- _REQUIRED ACTION_: Write out the records once more, exactly as given.

- _DATA FOR THIS EXERCISE_:
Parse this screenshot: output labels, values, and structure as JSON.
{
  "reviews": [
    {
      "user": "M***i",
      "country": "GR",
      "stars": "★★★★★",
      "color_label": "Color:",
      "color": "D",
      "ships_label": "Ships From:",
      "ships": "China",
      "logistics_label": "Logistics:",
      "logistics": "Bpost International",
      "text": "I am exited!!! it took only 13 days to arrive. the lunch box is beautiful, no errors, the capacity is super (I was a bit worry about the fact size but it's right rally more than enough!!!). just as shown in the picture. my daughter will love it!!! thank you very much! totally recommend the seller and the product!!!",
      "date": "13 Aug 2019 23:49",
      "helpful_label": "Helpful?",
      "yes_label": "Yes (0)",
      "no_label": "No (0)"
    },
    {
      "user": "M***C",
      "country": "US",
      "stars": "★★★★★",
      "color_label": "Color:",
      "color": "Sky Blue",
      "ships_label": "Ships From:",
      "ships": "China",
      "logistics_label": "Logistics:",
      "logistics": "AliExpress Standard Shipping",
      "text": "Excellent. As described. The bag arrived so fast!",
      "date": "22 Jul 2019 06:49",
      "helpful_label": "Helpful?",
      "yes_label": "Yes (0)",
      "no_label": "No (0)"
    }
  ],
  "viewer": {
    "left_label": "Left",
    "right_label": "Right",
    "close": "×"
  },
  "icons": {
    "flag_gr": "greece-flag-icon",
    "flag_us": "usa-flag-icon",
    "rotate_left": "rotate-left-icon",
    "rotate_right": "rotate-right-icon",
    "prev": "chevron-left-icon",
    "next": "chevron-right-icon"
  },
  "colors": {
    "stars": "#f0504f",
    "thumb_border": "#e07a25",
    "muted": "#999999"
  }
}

- _RESULT OF THE TASK_:
Parse this screenshot: output labels, values, and structure as JSON.
{
  "reviews": [
    {
      "user": "M***i",
      "country": "GR",
      "stars": "★★★★★",
      "color_label": "Color:",
      "color": "D",
      "ships_label": "Ships From:",
      "ships": "China",
      "logistics_label": "Logistics:",
      "logistics": "Bpost International",
      "text": "I am exited!!! it took only 13 days to arrive. the lunch box is beautiful, no errors, the capacity is super (I was a bit worry about the fact size but it's right rally more than enough!!!). just as shown in the picture. my daughter will love it!!! thank you very much! totally recommend the seller and the product!!!",
      "date": "13 Aug 2019 23:49",
      "helpful_label": "Helpful?",
      "yes_label": "Yes (0)",
      "no_label": "No (0)"
    },
    {
      "user": "M***C",
      "country": "US",
      "stars": "★★★★★",
      "color_label": "Color:",
      "color": "Sky Blue",
      "ships_label": "Ships From:",
      "ships": "China",
      "logistics_label": "Logistics:",
      "logistics": "AliExpress Standard Shipping",
      "text": "Excellent. As described. The bag arrived so fast!",
      "date": "22 Jul 2019 06:49",
      "helpful_label": "Helpful?",
      "yes_label": "Yes (0)",
      "no_label": "No (0)"
    }
  ],
  "viewer": {
    "left_label": "Left",
    "right_label": "Right",
    "close": "×"
  },
  "icons": {
    "flag_gr": "greece-flag-icon",
    "flag_us": "usa-flag-icon",
    "rotate_left": "rotate-left-icon",
    "rotate_right": "rotate-right-icon",
    "prev": "chevron-left-icon",
    "next": "chevron-right-icon"
  },
  "colors": {
    "stars": "#f0504f",
    "thumb_border": "#e07a25",
    "muted": "#999999"
  }
}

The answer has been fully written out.